This is as far as the train takes you into the Pioneer Coal Mine. From here you are escorted deeper underground.

A look at the mine train.

One of the side tunnels.

Looking up a vent.

Looking up a chute.

A Petrified Tree.

There are fossils in the Pioneer Coal Mine.

Coal Cart.

A fault line in the Pioneer Coal Mine.

View of a tunnel. The supports don't hold up the mine. They are a warning feature in a coal mine. If they start to crack, then a cave in will occur. So if you hearing a cracking sound you get out before the cave in happens.

A telephone is the most important safety feature in a coal mine.

Diagrams of the Pioneer Coal Mine along with my guide.

Mules were used to haul the coal out of the Pioneer Coal Mine.

This is what a coal miner would look like doing his job.

A few tools of coal mining.

Two views of a coal miner.

View of the tunnel.

Looking up a coal chute.

Emergency ladders up to the surface.

Another view of a tunnel in the Pioneer Coal Mine.

More tools of the trade.

Another view inside the Pioneer Coal Mine.

The Wishing Well.

Young boys would help with loading the car.

The cars didn't have brakes so a piece of wood would be placed into the spokes of the wheel to stop the car in motion.

The Wishing Well as well as a tunnel in the Pioneer Coal Mine.

More tools of the coaling trade. Now we will start to exit the Pioneer Coal Mine.

The trip from deep inside the Pioneer Coal Mine to the outside world.

My guide has returned me to where we started.

A look back at the Pioneer Coal Mine.

One last picture looking into the Pioneer Coal Mine.

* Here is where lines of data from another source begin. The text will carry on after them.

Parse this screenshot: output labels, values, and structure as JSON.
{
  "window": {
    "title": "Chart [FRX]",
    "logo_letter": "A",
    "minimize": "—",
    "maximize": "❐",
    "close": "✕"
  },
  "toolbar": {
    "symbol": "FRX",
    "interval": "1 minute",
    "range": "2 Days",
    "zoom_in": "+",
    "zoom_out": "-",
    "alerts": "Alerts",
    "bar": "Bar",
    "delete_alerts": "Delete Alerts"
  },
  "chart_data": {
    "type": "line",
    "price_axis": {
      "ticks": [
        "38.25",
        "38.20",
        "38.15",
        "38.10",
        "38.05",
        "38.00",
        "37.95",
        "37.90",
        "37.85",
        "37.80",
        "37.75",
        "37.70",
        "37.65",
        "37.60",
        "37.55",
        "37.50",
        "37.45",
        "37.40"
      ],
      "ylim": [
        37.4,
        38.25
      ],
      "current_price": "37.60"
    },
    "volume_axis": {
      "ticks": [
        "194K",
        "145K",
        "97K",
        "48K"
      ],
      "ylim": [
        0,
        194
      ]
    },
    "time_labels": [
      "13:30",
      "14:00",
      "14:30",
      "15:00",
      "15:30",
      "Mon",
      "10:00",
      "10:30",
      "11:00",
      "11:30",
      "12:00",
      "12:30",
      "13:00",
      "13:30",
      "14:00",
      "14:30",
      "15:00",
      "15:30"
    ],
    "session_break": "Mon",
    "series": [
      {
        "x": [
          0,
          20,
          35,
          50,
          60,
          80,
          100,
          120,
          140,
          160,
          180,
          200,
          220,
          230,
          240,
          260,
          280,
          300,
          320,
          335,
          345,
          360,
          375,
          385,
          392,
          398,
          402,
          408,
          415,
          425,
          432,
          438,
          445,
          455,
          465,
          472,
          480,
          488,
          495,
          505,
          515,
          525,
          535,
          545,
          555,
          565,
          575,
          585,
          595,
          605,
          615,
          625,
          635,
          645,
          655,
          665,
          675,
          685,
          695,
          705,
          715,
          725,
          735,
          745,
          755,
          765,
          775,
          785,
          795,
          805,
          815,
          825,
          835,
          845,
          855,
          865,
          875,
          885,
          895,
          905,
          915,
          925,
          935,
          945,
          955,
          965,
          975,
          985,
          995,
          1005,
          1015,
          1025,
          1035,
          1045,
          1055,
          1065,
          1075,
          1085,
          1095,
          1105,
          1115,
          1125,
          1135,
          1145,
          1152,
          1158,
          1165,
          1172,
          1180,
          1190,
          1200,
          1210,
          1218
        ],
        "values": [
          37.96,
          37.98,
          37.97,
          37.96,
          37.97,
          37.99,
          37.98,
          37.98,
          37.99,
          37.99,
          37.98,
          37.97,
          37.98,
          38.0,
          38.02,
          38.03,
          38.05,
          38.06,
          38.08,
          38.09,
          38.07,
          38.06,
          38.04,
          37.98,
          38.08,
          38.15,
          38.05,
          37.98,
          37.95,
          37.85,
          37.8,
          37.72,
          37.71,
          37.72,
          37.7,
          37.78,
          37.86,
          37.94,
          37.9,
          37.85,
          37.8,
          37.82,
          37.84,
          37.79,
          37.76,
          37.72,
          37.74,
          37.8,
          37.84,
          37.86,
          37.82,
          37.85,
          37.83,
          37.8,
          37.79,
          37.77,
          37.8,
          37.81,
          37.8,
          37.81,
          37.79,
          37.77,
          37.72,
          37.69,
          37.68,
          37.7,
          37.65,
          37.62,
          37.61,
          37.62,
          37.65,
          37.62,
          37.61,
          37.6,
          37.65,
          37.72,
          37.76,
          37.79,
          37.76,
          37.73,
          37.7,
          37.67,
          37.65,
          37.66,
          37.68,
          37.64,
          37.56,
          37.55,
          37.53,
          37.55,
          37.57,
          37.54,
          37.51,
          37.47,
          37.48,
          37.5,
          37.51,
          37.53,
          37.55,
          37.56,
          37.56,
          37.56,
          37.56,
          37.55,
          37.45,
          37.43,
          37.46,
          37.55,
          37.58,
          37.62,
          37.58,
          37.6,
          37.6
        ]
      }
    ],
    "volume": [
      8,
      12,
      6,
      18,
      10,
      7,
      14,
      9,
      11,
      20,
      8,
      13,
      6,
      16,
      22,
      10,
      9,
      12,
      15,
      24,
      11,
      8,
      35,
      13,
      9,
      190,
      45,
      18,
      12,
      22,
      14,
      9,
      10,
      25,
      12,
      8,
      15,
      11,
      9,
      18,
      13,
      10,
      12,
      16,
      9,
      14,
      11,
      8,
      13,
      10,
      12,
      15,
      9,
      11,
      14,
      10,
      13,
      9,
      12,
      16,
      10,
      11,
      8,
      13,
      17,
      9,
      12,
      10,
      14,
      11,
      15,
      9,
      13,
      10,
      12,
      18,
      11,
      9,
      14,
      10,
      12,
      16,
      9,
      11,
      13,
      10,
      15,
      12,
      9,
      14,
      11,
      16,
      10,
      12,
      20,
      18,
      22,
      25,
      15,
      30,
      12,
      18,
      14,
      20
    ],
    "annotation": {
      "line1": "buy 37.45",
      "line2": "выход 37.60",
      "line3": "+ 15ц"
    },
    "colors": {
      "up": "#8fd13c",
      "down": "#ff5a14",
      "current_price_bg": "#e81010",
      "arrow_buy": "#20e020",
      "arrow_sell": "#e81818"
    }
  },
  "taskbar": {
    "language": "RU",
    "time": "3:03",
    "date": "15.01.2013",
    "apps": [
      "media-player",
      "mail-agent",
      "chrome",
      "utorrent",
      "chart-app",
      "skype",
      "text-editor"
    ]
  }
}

I thanked my guide for his excellent private tour of the Pioneer Coal Mine. Now I will wait for my train ride here.

Click here for Part 2 of this story